* Exercise brief: Every record must be copied exactly.

(Entries shown begins)

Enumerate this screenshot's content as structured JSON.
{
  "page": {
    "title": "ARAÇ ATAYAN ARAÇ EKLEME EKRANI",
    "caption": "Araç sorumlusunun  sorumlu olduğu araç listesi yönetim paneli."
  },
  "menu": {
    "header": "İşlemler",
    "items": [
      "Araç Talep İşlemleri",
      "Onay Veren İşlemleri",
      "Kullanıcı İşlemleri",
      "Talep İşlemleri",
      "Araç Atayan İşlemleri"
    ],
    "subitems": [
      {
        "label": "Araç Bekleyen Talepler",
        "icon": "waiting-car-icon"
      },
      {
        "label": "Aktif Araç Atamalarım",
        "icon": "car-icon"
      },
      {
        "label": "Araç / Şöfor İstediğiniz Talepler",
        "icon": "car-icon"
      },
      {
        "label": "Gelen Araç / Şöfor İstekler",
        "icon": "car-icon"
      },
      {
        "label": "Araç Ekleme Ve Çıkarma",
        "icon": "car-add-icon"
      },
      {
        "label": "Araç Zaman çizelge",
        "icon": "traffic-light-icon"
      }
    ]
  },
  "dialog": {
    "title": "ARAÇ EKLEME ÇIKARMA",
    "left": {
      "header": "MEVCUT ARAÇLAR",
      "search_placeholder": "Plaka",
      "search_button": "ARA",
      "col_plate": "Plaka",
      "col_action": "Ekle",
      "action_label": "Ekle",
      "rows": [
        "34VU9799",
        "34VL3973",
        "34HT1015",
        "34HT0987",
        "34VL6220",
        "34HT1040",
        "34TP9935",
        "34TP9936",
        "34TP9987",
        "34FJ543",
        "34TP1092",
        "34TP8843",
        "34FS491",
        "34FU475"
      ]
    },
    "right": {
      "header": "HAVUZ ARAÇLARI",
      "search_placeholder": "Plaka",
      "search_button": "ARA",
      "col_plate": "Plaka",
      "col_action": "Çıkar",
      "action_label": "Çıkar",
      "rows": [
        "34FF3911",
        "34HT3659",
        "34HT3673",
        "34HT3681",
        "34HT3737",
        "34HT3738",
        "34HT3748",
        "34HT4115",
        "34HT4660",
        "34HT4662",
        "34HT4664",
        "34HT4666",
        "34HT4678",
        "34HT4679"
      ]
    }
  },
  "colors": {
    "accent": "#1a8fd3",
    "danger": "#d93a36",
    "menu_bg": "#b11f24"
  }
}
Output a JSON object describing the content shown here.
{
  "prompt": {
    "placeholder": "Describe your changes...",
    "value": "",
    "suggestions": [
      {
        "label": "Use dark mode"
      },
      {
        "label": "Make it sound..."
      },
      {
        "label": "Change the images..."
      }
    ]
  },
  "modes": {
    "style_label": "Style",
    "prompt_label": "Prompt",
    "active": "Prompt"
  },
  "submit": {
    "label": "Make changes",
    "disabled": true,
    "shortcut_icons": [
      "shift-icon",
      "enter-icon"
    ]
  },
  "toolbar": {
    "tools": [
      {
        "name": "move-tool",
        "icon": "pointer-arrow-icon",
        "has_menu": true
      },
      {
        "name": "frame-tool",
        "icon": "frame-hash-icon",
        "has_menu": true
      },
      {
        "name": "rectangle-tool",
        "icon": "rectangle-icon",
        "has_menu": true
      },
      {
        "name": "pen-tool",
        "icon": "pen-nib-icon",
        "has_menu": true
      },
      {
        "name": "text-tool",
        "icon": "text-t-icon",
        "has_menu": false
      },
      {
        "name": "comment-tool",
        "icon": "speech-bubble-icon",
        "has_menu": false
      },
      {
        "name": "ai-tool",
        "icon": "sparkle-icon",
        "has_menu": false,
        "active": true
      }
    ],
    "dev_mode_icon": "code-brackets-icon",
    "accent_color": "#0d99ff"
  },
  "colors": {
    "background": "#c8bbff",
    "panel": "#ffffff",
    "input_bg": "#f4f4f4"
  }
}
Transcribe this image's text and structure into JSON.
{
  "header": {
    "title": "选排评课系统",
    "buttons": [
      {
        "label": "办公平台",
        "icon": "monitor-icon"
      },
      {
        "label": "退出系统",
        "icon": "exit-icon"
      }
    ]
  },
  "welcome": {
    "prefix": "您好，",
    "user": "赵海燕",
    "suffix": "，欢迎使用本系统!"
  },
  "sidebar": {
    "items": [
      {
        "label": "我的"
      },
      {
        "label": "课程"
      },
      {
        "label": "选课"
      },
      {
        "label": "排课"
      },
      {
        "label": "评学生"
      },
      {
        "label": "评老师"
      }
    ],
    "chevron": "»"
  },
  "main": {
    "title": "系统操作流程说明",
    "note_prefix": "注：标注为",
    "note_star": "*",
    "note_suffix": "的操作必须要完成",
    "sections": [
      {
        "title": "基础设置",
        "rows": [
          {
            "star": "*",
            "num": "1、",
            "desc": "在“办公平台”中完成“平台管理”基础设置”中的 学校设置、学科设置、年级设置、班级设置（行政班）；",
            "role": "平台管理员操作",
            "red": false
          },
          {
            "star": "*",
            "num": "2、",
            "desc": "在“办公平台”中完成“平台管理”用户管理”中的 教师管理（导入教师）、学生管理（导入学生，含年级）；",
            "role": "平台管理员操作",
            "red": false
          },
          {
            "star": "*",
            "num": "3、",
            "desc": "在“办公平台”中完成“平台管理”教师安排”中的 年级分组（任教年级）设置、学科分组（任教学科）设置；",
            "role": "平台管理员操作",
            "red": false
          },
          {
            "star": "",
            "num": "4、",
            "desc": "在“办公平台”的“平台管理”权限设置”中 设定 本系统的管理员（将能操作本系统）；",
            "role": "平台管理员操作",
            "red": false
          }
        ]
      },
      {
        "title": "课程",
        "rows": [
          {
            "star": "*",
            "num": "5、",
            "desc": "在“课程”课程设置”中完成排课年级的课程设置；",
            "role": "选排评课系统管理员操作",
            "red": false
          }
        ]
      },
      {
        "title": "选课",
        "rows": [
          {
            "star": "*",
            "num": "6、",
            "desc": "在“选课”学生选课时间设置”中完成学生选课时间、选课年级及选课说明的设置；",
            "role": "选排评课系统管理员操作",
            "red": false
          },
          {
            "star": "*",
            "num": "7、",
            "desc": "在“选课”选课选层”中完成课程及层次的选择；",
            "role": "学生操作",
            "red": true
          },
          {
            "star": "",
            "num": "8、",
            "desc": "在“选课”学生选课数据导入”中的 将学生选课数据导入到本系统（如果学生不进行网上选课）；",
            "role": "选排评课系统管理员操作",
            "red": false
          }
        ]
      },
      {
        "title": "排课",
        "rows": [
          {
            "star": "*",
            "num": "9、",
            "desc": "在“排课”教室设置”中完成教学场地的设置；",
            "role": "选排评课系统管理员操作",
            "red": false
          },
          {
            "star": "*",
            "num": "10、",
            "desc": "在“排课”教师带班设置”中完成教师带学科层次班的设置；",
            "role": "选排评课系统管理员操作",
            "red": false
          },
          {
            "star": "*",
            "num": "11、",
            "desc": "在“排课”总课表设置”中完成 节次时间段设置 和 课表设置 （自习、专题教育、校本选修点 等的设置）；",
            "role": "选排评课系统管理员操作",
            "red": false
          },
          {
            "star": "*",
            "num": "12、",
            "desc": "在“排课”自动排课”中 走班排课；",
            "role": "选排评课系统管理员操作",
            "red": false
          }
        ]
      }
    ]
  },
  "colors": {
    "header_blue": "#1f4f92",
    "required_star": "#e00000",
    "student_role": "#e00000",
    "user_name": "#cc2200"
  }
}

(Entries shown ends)

* Solution to this problem:
Enumerate this screenshot's content as structured JSON.
{
  "page": {
    "title": "ARAÇ ATAYAN ARAÇ EKLEME EKRANI",
    "caption": "Araç sorumlusunun  sorumlu olduğu araç listesi yönetim paneli."
  },
  "menu": {
    "header": "İşlemler",
    "items": [
      "Araç Talep İşlemleri",
      "Onay Veren İşlemleri",
      "Kullanıcı İşlemleri",
      "Talep İşlemleri",
      "Araç Atayan İşlemleri"
    ],
    "subitems": [
      {
        "label": "Araç Bekleyen Talepler",
        "icon": "waiting-car-icon"
      },
      {
        "label": "Aktif Araç Atamalarım",
        "icon": "car-icon"
      },
      {
        "label": "Araç / Şöfor İstediğiniz Talepler",
        "icon": "car-icon"
      },
      {
        "label": "Gelen Araç / Şöfor İstekler",
        "icon": "car-icon"
      },
      {
        "label": "Araç Ekleme Ve Çıkarma",
        "icon": "car-add-icon"
      },
      {
        "label": "Araç Zaman çizelge",
        "icon": "traffic-light-icon"
      }
    ]
  },
  "dialog": {
    "title": "ARAÇ EKLEME ÇIKARMA",
    "left": {
      "header": "MEVCUT ARAÇLAR",
      "search_placeholder": "Plaka",
      "search_button": "ARA",
      "col_plate": "Plaka",
      "col_action": "Ekle",
      "action_label": "Ekle",
      "rows": [
        "34VU9799",
        "34VL3973",
        "34HT1015",
        "34HT0987",
        "34VL6220",
        "34HT1040",
        "34TP9935",
        "34TP9936",
        "34TP9987",
        "34FJ543",
        "34TP1092",
        "34TP8843",
        "34FS491",
        "34FU475"
      ]
    },
    "right": {
      "header": "HAVUZ ARAÇLARI",
      "search_placeholder": "Plaka",
      "search_button": "ARA",
      "col_plate": "Plaka",
      "col_action": "Çıkar",
      "action_label": "Çıkar",
      "rows": [
        "34FF3911",
        "34HT3659",
        "34HT3673",
        "34HT3681",
        "34HT3737",
        "34HT3738",
        "34HT3748",
        "34HT4115",
        "34HT4660",
        "34HT4662",
        "34HT4664",
        "34HT4666",
        "34HT4678",
        "34HT4679"
      ]
    }
  },
  "colors": {
    "accent": "#1a8fd3",
    "danger": "#d93a36",
    "menu_bg": "#b11f24"
  }
}
Output a JSON object describing the content shown here.
{
  "prompt": {
    "placeholder": "Describe your changes...",
    "value": "",
    "suggestions": [
      {
        "label": "Use dark mode"
      },
      {
        "label": "Make it sound..."
      },
      {
        "label": "Change the images..."
      }
    ]
  },
  "modes": {
    "style_label": "Style",
    "prompt_label": "Prompt",
    "active": "Prompt"
  },
  "submit": {
    "label": "Make changes",
    "disabled": true,
    "shortcut_icons": [
      "shift-icon",
      "enter-icon"
    ]
  },
  "toolbar": {
    "tools": [
      {
        "name": "move-tool",
        "icon": "pointer-arrow-icon",
        "has_menu": true
      },
      {
        "name": "frame-tool",
        "icon": "frame-hash-icon",
        "has_menu": true
      },
      {
        "name": "rectangle-tool",
        "icon": "rectangle-icon",
        "has_menu": true
      },
      {
        "name": "pen-tool",
        "icon": "pen-nib-icon",
        "has_menu": true
      },
      {
        "name": "text-tool",
        "icon": "text-t-icon",
        "has_menu": false
      },
      {
        "name": "comment-tool",
        "icon": "speech-bubble-icon",
        "has_menu": false
      },
      {
        "name": "ai-tool",
        "icon": "sparkle-icon",
        "has_menu": false,
        "active": true
      }
    ],
    "dev_mode_icon": "code-brackets-icon",
    "accent_color": "#0d99ff"
  },
  "colors": {
    "background": "#c8bbff",
    "panel": "#ffffff",
    "input_bg": "#f4f4f4"
  }
}
Transcribe this image's text and structure into JSON.
{
  "header": {
    "title": "选排评课系统",
    "buttons": [
      {
        "label": "办公平台",
        "icon": "monitor-icon"
      },
      {
        "label": "退出系统",
        "icon": "exit-icon"
      }
    ]
  },
  "welcome": {
    "prefix": "您好，",
    "user": "赵海燕",
    "suffix": "，欢迎使用本系统!"
  },
  "sidebar": {
    "items": [
      {
        "label": "我的"
      },
      {
        "label": "课程"
      },
      {
        "label": "选课"
      },
      {
        "label": "排课"
      },
      {
        "label": "评学生"
      },
      {
        "label": "评老师"
      }
    ],
    "chevron": "»"
  },
  "main": {
    "title": "系统操作流程说明",
    "note_prefix": "注：标注为",
    "note_star": "*",
    "note_suffix": "的操作必须要完成",
    "sections": [
      {
        "title": "基础设置",
        "rows": [
          {
            "star": "*",
            "num": "1、",
            "desc": "在“办公平台”中完成“平台管理”基础设置”中的 学校设置、学科设置、年级设置、班级设置（行政班）；",
            "role": "平台管理员操作",
            "red": false
          },
          {
            "star": "*",
            "num": "2、",
            "desc": "在“办公平台”中完成“平台管理”用户管理”中的 教师管理（导入教师）、学生管理（导入学生，含年级）；",
            "role": "平台管理员操作",
            "red": false
          },
          {
            "star": "*",
            "num": "3、",
            "desc": "在“办公平台”中完成“平台管理”教师安排”中的 年级分组（任教年级）设置、学科分组（任教学科）设置；",
            "role": "平台管理员操作",
            "red": false
          },
          {
            "star": "",
            "num": "4、",
            "desc": "在“办公平台”的“平台管理”权限设置”中 设定 本系统的管理员（将能操作本系统）；",
            "role": "平台管理员操作",
            "red": false
          }
        ]
      },
      {
        "title": "课程",
        "rows": [
          {
            "star": "*",
            "num": "5、",
            "desc": "在“课程”课程设置”中完成排课年级的课程设置；",
            "role": "选排评课系统管理员操作",
            "red": false
          }
        ]
      },
      {
        "title": "选课",
        "rows": [
          {
            "star": "*",
            "num": "6、",
            "desc": "在“选课”学生选课时间设置”中完成学生选课时间、选课年级及选课说明的设置；",
            "role": "选排评课系统管理员操作",
            "red": false
          },
          {
            "star": "*",
            "num": "7、",
            "desc": "在“选课”选课选层”中完成课程及层次的选择；",
            "role": "学生操作",
            "red": true
          },
          {
            "star": "",
            "num": "8、",
            "desc": "在“选课”学生选课数据导入”中的 将学生选课数据导入到本系统（如果学生不进行网上选课）；",
            "role": "选排评课系统管理员操作",
            "red": false
          }
        ]
      },
      {
        "title": "排课",
        "rows": [
          {
            "star": "*",
            "num": "9、",
            "desc": "在“排课”教室设置”中完成教学场地的设置；",
            "role": "选排评课系统管理员操作",
            "red": false
          },
          {
            "star": "*",
            "num": "10、",
            "desc": "在“排课”教师带班设置”中完成教师带学科层次班的设置；",
            "role": "选排评课系统管理员操作",
            "red": false
          },
          {
            "star": "*",
            "num": "11、",
            "desc": "在“排课”总课表设置”中完成 节次时间段设置 和 课表设置 （自习、专题教育、校本选修点 等的设置）；",
            "role": "选排评课系统管理员操作",
            "red": false
          },
          {
            "star": "*",
            "num": "12、",
            "desc": "在“排课”自动排课”中 走班排课；",
            "role": "选排评课系统管理员操作",
            "red": false
          }
        ]
      }
    ]
  },
  "colors": {
    "header_blue": "#1f4f92",
    "required_star": "#e00000",
    "student_role": "#e00000",
    "user_name": "#cc2200"
  }
}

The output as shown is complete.